"He was here [Friday] to listen to Sarah Palin speak," Conlin said after the event. "Apparently he spends a lot of time tweeting, and perhaps that time could better be used."

Grassley's campaign calls the event a "publicity stunt," although Conlin said the idea came from Grassley's wife, Barbara, while she campaigned for Republican Congressional candidate Mariannette Miller-Meeks.

When pressed on on whether it was a publicity stunt, Conlin said "Well it's gotten some publicity."

Conlin will formally debate Grassley on Oct. 26 on WHO Radio. She said she believes Grassley is reluctant to debate her and defend his record.

Early in the event, Conlin brought up the Medicare donut hole she accuses Grassley of creating.

She pointed out she refuses to take money from Political Action Committees, while Grassley's top career donor industries, according to OpenSecrets.org are "Insurance, Health Professionals, Lawyers/Law Firms, Pharmaceuticals/Health Products." During the 2005-2010 election cycle, he took in $241,650 from the pharmaceutical industry, $347,076 from health professionals.

This comes the same day as a Des Moines Register editorial criticizing Grassley for the 2003 Medicare "reform" bill; Medicare Prescription Drug, Improvement, and Modernization Act, which Sen. Tom Harkin (D-Iowa) said was "hijacked" by the pharmaceutical industry and HMOs.

Grassley is currently running a television ad titled "He Wrote The Bill," where he touts the 2003 Medicare bill which he said "beat the drug companies." A so-called donut hole was created in Medicare Part D, by creating a benefit the government did not provide any funding for. The health care reform legislation, the Affordable Care Act, addressed the donut hole.

Conlin said Grassley sent out an email while he was still part of the "Gang of Six," a group of Senators charged with writing part of a health care reform bill, ensuring that he would not vote for "Obamacare."

During the joint appearance on IPTV's "Iowa Press," Grassley said he would support the repeal of the Affordable Care Act, since he did not vote for it, specifically the health insurance mandate. Conlin fought back that his name was on a bill in 1993 to require mandatory coverage.

Conlin also addressed the accusations from the Grassley campaign that she and her husband received a generous amount of federal money for an apartment building she and her husband own.

"She ought to repay that money immediately, especially when she complains that the biggest reason for running is because she was mad at Washington for bailing out businesses," said Grassley spokesman Eric Woolson in a statement Tuesday. "She couldn't be more hypocritical because she's the recipient of a $1.28 million bailout that went right into her pocket. No wonder she supported the stimulus program; she personally profited from it and she cannot point to a single job being created due to the taxpayer funding of her purchase of an apartment complex from herself."

Conlin said the money went to help create low-priced housing for nearly 2,000 people and provided 2,300 jobs in the process of building the apartments.

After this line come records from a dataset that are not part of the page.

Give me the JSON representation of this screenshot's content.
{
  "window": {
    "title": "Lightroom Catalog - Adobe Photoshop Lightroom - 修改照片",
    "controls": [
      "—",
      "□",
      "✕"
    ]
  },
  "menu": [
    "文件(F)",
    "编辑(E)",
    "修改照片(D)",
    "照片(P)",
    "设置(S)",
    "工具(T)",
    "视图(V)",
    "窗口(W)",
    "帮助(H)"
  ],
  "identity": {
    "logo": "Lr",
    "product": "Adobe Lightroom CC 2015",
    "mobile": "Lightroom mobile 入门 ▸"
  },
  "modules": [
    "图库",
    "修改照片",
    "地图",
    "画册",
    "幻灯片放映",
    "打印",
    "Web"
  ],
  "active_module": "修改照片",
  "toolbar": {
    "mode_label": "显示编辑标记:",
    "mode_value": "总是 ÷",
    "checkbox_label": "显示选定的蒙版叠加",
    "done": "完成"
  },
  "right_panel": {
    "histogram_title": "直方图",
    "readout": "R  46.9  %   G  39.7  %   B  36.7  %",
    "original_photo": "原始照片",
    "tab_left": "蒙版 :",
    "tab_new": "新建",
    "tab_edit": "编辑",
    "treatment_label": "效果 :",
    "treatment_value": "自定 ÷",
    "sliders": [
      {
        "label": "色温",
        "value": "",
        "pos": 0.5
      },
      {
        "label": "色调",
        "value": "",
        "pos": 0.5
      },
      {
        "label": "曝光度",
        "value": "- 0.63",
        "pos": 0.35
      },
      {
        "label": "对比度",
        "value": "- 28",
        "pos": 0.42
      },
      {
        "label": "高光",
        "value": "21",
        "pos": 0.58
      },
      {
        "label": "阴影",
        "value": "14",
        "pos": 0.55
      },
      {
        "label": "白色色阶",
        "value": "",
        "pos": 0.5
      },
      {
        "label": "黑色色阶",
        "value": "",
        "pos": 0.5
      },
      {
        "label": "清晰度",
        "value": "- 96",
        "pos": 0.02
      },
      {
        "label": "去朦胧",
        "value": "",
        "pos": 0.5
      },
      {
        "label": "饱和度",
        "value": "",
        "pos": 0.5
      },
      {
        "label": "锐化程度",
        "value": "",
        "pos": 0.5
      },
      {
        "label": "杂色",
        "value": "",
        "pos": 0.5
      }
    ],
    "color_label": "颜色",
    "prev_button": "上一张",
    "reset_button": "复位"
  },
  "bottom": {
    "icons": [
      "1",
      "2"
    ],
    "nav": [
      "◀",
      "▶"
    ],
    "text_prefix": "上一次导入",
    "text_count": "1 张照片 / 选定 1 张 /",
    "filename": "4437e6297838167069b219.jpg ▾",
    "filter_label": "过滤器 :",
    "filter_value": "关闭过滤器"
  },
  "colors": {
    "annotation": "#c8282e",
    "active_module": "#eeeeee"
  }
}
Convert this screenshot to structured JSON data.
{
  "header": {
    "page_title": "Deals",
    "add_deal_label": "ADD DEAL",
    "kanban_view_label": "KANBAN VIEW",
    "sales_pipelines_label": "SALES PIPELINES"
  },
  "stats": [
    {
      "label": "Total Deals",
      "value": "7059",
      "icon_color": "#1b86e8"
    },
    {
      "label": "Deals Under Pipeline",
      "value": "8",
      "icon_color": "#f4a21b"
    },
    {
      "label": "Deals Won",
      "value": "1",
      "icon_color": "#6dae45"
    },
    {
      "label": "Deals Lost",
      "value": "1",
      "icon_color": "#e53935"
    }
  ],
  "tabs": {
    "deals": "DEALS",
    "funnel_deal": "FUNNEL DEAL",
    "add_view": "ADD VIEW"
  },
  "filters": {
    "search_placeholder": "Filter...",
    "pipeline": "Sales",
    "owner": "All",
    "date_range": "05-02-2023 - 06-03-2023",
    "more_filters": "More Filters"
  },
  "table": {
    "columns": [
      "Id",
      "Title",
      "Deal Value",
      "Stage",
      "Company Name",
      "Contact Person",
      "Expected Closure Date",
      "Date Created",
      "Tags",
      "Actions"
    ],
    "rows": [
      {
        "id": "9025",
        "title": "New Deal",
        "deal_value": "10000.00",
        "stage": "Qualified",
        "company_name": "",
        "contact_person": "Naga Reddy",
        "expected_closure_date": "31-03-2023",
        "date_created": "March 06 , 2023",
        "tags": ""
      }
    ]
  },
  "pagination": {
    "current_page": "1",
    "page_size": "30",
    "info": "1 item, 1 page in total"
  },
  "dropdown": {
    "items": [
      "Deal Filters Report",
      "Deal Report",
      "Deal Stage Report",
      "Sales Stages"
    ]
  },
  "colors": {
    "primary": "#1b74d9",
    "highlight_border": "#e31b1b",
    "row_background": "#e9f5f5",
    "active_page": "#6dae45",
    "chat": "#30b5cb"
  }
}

"I want to be sure everyone understands that money is what we used to build these apartment buildings," Conlin said. "It doesn't come to us, it goes into the buildings. It's a way of financing property that's rented to people at below market level that could not otherwise be built."

Conlin played a video of Grassley defending why he participated in the farm program, receiving subsidies for a farm he runs with his son, where he tells a caller "If you're trying to make a case that I've lived off the public tit all these years, I think you're saying correct in the years I've been in the Congress but not the years before I came to Congress."

Grassley's campaign did not reply Sunday afternoon to an email requesting a response.

It turns out Grassley was in California taping a segment with Sen. Mary Landrieu (D-La.) about adoption for Dr. Phil's television show.